ACTIVITY: Pull each line holding "icon" out of the entries below.

(Web page and app entries)

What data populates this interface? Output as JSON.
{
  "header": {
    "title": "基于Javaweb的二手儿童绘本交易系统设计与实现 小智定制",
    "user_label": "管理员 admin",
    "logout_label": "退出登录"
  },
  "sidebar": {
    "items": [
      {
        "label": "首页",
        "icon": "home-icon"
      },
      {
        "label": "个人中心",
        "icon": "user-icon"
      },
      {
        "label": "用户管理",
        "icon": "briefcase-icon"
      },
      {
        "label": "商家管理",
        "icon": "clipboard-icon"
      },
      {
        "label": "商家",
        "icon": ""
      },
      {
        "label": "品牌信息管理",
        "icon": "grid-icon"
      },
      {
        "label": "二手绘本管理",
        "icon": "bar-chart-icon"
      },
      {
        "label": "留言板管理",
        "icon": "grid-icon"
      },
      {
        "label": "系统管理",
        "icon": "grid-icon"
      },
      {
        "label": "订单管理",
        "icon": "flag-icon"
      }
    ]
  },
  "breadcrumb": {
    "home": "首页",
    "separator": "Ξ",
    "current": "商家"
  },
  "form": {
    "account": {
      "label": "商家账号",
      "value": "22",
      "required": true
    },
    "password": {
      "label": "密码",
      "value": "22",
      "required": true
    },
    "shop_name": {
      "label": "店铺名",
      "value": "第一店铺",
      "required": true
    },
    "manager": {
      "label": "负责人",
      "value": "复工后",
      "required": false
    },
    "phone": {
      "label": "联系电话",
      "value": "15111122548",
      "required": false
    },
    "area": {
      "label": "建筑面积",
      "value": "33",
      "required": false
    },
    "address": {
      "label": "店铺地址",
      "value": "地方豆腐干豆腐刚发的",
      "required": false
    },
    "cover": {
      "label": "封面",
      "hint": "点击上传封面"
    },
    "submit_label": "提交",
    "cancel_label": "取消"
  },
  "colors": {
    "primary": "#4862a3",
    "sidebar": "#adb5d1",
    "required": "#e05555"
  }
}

RESPONSE TO THE EXERCISE:
        "icon": "home-icon"
        "icon": "user-icon"
        "icon": "briefcase-icon"
        "icon": "clipboard-icon"
        "icon": ""
        "icon": "grid-icon"
        "icon": "bar-chart-icon"
        "icon": "grid-icon"
        "icon": "grid-icon"
        "icon": "flag-icon"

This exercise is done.